**Dataset rows for apps and sites:**
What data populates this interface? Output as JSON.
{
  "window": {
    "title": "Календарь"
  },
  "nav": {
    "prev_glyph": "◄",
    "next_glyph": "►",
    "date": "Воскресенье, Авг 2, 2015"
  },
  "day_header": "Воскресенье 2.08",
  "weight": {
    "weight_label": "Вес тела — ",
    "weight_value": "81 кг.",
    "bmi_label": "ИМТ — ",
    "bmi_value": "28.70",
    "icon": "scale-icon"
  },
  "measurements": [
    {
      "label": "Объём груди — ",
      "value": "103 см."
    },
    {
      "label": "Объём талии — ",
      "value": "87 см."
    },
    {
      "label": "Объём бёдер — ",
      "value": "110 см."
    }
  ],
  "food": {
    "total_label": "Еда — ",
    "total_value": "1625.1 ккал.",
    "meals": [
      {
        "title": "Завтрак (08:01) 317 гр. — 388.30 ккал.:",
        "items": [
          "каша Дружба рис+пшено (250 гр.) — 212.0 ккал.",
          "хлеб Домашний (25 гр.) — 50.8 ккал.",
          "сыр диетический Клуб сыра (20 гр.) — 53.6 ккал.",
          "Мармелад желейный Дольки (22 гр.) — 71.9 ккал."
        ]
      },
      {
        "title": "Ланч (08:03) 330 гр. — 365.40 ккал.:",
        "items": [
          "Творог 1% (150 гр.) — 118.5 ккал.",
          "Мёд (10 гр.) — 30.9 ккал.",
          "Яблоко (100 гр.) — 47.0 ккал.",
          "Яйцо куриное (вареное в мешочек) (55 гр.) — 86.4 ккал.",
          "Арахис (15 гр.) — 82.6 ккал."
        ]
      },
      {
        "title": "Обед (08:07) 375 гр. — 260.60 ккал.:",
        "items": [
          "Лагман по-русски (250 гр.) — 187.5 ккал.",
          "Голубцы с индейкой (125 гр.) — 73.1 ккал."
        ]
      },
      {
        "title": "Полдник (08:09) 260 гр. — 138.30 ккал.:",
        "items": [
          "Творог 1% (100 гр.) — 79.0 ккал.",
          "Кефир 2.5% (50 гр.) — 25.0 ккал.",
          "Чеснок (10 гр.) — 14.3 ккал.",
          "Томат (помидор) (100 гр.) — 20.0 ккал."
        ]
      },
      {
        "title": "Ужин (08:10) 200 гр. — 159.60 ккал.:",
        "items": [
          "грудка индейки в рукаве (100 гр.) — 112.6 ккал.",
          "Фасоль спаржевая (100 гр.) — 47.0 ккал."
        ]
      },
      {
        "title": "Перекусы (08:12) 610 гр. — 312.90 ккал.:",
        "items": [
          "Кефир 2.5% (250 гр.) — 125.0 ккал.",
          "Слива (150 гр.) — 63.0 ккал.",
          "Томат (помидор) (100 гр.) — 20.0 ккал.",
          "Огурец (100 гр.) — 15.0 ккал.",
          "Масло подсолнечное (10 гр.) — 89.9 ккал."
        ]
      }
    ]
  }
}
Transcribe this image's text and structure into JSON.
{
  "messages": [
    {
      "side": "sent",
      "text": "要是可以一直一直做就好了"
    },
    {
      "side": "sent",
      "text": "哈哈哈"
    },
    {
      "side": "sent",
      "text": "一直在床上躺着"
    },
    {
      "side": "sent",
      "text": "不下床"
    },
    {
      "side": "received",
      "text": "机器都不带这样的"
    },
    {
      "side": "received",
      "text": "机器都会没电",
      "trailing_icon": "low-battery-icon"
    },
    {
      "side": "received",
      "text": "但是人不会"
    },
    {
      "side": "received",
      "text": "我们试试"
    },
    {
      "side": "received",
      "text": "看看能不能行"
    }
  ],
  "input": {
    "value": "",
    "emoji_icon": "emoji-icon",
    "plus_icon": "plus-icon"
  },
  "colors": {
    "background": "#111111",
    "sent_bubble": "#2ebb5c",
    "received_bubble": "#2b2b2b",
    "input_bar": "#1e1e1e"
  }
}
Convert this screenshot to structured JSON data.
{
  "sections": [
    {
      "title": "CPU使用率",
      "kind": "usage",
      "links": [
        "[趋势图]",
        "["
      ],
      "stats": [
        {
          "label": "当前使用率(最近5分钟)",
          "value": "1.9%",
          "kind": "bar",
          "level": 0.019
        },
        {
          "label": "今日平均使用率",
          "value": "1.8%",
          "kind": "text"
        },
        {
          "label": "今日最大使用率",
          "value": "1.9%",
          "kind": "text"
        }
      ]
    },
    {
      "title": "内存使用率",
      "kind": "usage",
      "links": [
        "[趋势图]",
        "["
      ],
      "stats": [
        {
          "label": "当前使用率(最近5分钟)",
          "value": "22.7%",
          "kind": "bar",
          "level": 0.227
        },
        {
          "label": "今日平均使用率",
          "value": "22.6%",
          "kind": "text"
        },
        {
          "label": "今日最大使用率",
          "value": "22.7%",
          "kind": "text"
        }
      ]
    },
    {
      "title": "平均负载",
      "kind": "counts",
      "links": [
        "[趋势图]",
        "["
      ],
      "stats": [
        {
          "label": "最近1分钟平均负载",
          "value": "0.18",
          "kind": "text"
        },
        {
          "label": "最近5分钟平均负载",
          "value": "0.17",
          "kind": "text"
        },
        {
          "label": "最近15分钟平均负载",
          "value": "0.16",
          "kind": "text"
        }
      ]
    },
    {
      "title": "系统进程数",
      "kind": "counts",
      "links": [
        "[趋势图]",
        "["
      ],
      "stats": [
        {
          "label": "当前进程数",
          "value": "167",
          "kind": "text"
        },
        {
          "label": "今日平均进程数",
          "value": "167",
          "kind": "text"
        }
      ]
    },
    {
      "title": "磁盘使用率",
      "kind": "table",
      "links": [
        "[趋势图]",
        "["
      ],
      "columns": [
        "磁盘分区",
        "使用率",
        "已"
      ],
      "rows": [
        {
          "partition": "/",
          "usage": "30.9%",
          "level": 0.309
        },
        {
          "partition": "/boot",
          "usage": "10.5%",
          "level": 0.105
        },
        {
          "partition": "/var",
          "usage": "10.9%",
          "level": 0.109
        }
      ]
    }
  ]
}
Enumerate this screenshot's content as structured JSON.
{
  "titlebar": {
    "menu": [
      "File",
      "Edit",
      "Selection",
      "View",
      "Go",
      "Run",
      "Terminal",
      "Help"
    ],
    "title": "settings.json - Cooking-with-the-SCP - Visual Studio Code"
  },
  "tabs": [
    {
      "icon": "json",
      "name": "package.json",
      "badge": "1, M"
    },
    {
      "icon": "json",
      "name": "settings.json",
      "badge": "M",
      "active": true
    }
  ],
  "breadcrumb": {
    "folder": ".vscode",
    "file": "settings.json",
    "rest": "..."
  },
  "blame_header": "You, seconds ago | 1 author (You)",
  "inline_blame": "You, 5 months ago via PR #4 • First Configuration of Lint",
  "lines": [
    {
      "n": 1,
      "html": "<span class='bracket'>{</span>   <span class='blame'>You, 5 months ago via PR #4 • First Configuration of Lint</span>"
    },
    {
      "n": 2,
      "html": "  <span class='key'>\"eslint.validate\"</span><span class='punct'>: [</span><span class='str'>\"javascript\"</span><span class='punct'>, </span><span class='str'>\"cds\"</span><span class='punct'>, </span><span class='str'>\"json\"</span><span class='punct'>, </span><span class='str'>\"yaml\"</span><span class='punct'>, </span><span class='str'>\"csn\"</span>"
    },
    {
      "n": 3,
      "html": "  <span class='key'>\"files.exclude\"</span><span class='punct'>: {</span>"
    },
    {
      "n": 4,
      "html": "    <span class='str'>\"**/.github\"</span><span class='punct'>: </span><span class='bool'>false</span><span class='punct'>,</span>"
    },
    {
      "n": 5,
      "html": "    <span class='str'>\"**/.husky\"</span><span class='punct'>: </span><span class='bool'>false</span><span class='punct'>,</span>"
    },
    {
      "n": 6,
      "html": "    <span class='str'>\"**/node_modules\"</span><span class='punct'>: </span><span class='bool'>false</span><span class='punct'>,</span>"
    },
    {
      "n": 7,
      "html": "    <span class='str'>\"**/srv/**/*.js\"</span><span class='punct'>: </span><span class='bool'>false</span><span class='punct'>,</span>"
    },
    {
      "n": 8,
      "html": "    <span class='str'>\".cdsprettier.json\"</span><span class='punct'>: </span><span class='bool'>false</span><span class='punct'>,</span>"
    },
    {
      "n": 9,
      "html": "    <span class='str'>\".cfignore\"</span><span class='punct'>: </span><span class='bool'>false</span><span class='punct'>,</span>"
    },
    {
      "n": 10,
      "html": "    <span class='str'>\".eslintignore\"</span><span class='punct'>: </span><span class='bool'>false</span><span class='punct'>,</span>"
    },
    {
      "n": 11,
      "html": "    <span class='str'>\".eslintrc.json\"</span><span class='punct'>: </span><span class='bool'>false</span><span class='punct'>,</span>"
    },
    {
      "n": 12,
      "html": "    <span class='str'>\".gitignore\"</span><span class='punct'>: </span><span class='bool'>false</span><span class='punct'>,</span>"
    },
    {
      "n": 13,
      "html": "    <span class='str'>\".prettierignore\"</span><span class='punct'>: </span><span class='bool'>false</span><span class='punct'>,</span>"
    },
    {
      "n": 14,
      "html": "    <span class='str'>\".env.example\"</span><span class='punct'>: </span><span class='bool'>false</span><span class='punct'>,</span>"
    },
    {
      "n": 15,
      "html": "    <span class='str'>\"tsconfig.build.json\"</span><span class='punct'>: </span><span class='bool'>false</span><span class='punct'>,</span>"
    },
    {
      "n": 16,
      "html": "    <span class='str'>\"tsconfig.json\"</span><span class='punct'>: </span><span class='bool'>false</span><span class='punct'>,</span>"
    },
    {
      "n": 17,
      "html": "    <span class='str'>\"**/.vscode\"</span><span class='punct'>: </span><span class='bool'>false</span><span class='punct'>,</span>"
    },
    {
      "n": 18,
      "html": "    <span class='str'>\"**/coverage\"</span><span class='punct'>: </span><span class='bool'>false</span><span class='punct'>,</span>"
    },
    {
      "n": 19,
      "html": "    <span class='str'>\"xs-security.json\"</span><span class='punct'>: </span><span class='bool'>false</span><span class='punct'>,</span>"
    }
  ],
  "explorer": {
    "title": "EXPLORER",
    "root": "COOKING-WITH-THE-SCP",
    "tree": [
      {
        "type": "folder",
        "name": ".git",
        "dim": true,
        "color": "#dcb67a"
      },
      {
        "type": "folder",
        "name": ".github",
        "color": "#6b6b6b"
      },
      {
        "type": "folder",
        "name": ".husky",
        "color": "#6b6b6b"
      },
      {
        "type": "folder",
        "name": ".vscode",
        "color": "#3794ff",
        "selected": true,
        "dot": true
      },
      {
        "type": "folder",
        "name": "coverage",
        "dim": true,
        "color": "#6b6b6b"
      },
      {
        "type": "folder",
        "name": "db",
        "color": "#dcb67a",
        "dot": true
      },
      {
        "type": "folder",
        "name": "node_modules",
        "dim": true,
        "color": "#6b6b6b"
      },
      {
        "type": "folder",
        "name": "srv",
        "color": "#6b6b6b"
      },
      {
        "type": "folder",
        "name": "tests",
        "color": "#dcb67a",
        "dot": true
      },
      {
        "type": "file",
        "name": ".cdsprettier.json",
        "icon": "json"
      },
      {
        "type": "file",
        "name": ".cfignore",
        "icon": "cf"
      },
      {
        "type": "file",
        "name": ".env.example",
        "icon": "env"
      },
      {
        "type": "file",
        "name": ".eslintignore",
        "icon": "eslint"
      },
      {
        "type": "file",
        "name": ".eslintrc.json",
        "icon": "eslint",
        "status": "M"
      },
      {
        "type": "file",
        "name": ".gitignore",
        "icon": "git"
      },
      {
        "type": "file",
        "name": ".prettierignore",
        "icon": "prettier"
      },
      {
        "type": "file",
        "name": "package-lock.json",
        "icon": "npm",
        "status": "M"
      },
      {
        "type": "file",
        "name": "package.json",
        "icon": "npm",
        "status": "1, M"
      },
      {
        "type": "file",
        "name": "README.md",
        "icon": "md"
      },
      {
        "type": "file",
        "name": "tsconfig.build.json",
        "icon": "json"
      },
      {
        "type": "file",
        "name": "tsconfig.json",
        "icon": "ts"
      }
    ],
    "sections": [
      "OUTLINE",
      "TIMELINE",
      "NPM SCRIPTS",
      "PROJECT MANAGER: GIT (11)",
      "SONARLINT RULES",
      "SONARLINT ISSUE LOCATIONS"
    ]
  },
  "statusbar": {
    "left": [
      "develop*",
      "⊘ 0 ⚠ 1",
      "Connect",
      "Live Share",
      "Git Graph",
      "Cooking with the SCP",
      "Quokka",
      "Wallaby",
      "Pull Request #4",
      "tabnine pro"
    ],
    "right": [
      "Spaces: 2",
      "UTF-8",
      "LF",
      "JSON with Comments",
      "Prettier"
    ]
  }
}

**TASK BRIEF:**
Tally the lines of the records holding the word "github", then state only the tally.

**RESPONSE TO THE EXERCISE:**
2